### HOW TO COMPLETE THIS TASK
When the word "ConfigurationLogger" shows up in a line of the data below, copy that whole line.

### RECORDED INFORMATION

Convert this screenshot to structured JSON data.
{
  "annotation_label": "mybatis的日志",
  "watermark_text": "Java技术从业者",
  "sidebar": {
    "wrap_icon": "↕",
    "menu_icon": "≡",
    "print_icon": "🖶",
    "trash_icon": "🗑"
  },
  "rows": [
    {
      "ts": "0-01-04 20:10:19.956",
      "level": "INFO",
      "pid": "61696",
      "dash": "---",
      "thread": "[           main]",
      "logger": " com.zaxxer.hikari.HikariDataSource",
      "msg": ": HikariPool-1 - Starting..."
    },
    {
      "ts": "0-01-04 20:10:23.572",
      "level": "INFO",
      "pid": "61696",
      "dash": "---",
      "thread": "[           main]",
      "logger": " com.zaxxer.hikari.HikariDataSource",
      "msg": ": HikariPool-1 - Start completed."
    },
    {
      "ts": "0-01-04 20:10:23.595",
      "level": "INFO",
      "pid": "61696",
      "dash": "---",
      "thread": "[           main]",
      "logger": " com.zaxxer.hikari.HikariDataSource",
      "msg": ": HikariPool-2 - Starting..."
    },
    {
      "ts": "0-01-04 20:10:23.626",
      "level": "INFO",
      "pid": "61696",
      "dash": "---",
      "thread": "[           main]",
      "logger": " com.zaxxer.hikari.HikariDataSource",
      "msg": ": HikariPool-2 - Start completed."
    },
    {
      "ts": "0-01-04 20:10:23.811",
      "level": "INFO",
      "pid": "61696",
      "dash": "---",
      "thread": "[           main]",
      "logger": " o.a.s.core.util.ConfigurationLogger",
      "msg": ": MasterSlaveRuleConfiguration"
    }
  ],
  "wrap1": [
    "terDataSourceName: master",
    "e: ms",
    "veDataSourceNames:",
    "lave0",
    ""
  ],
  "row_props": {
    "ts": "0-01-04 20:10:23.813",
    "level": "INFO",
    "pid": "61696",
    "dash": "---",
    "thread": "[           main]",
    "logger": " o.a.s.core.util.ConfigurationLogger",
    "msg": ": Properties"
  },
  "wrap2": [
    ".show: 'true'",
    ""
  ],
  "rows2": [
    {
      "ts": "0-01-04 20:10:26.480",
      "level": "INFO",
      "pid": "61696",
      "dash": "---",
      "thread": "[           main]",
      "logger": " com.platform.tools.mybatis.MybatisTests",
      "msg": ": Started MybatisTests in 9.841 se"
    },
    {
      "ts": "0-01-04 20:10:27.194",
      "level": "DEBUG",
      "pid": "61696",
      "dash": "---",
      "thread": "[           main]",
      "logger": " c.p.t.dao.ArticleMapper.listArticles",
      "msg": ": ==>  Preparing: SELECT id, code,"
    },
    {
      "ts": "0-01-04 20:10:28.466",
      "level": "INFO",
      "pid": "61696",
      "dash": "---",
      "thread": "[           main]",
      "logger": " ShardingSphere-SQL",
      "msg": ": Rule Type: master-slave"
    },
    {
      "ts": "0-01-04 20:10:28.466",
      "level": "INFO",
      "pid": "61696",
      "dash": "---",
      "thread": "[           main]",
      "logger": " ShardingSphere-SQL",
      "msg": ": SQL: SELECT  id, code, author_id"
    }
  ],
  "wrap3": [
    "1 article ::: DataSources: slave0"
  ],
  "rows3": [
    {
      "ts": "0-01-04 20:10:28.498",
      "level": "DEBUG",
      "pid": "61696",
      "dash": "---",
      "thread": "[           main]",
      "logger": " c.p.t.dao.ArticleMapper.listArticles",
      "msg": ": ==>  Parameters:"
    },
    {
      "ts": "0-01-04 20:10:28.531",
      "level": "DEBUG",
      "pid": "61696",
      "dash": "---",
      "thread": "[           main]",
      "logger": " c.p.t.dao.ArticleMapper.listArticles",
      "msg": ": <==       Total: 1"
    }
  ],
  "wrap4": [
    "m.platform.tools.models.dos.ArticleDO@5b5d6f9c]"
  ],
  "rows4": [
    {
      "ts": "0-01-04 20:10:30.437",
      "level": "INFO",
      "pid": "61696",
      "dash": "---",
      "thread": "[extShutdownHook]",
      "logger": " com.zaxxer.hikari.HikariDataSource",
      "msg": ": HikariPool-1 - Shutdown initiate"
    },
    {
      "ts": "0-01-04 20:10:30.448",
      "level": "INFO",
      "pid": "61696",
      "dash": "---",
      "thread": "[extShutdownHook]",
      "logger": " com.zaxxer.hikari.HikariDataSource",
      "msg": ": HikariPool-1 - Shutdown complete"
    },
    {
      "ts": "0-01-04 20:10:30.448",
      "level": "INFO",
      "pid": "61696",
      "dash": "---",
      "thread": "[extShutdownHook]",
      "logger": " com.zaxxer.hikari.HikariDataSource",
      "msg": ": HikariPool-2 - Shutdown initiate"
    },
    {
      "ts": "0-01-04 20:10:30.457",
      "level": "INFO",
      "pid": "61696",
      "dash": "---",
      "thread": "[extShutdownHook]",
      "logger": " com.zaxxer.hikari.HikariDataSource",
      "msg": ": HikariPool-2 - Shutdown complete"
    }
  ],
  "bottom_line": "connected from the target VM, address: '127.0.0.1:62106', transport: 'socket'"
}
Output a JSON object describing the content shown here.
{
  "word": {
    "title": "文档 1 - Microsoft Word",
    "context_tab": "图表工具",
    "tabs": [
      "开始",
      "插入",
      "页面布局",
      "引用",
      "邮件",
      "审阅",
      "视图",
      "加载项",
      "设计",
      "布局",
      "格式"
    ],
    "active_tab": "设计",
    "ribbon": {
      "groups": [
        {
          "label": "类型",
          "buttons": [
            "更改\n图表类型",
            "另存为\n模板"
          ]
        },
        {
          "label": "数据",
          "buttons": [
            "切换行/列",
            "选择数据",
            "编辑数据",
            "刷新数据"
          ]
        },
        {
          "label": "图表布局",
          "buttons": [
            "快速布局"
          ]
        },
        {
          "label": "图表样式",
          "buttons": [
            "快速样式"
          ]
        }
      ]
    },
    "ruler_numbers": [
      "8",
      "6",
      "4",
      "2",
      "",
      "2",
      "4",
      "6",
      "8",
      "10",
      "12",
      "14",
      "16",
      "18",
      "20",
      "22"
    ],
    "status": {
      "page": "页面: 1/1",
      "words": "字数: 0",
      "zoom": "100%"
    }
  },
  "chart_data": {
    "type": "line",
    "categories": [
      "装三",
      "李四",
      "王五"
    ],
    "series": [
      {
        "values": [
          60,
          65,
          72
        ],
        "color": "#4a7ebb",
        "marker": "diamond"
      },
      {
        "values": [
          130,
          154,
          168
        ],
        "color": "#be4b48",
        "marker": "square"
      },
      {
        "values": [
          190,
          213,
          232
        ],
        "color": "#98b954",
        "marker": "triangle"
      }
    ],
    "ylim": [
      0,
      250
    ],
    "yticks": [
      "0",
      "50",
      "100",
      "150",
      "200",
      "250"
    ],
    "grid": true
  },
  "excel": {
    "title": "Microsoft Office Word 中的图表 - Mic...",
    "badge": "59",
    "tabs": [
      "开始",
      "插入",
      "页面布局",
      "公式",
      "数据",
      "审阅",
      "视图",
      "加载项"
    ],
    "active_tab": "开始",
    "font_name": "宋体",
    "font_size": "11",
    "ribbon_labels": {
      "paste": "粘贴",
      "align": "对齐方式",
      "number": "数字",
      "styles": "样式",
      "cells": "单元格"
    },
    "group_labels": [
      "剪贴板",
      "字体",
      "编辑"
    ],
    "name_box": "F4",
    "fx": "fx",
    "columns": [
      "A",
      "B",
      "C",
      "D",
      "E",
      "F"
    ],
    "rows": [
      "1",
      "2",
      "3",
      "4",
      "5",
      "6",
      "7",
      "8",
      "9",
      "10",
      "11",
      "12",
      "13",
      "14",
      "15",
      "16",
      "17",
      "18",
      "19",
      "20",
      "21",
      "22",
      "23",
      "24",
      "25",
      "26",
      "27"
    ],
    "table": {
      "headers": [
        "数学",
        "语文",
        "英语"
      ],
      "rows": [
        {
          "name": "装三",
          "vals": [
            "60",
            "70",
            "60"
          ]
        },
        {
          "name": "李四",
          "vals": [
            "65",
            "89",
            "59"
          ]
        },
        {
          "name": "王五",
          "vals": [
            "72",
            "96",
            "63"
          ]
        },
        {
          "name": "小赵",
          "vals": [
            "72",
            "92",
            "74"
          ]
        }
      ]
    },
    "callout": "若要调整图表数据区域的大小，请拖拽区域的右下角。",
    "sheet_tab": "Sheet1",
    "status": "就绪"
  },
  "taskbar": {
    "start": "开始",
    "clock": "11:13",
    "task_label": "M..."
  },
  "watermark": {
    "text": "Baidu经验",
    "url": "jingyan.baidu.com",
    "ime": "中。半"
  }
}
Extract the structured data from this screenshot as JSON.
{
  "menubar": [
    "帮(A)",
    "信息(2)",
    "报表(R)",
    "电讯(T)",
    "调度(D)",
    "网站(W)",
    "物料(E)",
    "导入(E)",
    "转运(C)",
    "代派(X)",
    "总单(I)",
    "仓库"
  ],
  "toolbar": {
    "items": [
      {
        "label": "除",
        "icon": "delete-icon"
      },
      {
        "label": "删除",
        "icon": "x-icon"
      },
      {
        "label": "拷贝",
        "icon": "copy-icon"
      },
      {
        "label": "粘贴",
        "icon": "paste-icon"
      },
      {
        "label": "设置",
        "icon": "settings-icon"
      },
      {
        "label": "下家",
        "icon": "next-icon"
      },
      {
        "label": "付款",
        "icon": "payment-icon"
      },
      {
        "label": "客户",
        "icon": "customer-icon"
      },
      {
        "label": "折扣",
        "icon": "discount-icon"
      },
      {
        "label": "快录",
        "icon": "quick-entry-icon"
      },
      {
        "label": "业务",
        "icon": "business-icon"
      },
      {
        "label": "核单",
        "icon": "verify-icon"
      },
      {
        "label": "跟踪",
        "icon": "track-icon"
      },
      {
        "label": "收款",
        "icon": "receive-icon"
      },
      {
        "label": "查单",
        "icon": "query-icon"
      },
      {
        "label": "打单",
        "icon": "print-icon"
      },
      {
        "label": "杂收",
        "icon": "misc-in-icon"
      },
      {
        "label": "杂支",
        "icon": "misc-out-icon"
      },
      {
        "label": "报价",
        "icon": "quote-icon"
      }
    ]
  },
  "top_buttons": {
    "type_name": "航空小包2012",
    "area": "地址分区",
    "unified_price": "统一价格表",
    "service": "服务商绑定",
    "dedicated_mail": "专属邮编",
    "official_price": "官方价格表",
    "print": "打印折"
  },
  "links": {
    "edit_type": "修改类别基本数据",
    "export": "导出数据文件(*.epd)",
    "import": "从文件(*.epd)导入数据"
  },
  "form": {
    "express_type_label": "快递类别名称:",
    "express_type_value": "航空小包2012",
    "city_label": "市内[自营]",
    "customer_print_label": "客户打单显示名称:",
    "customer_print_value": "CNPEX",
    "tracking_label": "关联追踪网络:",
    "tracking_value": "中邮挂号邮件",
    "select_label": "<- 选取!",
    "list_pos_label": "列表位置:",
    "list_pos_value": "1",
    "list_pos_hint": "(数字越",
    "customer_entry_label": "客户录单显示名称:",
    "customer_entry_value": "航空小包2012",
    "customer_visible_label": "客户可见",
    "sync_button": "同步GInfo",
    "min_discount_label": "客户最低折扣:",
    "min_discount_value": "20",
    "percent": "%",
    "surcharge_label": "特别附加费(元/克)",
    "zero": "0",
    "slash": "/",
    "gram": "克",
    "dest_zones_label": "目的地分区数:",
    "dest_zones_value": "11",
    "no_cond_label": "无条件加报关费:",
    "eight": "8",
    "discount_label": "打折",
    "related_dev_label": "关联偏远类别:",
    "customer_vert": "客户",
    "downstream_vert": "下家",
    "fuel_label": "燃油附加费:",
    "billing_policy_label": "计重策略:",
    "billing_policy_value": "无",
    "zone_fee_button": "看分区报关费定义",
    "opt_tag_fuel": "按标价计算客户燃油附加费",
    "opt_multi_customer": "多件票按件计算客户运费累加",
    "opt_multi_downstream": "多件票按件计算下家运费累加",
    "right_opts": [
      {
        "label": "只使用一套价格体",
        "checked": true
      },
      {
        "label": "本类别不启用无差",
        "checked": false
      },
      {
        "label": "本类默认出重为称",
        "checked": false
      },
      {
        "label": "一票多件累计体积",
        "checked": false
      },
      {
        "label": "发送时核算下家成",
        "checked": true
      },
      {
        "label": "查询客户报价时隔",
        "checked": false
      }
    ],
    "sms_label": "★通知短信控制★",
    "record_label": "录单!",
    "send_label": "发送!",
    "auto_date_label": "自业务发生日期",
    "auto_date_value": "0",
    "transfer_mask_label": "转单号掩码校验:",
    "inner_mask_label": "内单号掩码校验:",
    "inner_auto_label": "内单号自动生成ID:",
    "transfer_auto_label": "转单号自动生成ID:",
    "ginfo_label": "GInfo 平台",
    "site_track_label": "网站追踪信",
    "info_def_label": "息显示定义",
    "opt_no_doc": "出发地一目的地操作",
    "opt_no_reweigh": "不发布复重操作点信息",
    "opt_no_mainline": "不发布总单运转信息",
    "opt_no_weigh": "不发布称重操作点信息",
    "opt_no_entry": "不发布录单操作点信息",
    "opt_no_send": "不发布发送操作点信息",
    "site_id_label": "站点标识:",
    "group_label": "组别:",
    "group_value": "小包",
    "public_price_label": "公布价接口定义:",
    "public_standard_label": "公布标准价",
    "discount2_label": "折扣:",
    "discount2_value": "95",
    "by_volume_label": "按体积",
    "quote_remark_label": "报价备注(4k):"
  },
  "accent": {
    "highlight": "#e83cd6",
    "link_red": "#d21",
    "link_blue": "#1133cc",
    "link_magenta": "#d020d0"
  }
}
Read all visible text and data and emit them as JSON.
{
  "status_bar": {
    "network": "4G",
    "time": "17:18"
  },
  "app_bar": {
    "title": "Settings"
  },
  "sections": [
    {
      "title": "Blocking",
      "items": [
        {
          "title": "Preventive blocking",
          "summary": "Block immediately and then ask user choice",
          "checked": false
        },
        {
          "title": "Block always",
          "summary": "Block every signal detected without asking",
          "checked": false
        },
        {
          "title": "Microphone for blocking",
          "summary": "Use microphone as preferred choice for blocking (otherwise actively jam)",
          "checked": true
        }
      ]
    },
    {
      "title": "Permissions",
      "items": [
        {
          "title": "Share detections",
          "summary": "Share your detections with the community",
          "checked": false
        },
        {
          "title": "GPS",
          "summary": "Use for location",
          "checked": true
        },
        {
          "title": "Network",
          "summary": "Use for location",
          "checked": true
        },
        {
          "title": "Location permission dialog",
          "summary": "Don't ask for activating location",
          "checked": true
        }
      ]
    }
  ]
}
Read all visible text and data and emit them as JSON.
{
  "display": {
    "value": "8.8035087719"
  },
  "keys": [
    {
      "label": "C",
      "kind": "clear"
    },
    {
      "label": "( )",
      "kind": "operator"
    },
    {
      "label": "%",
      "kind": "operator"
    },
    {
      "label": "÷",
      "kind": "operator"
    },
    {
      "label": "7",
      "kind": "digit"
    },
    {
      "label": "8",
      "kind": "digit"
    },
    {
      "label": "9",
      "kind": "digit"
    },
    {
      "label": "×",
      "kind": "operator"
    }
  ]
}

### WRITTEN REPLY
      "logger": " o.a.s.core.util.ConfigurationLogger",
    "logger": " o.a.s.core.util.ConfigurationLogger",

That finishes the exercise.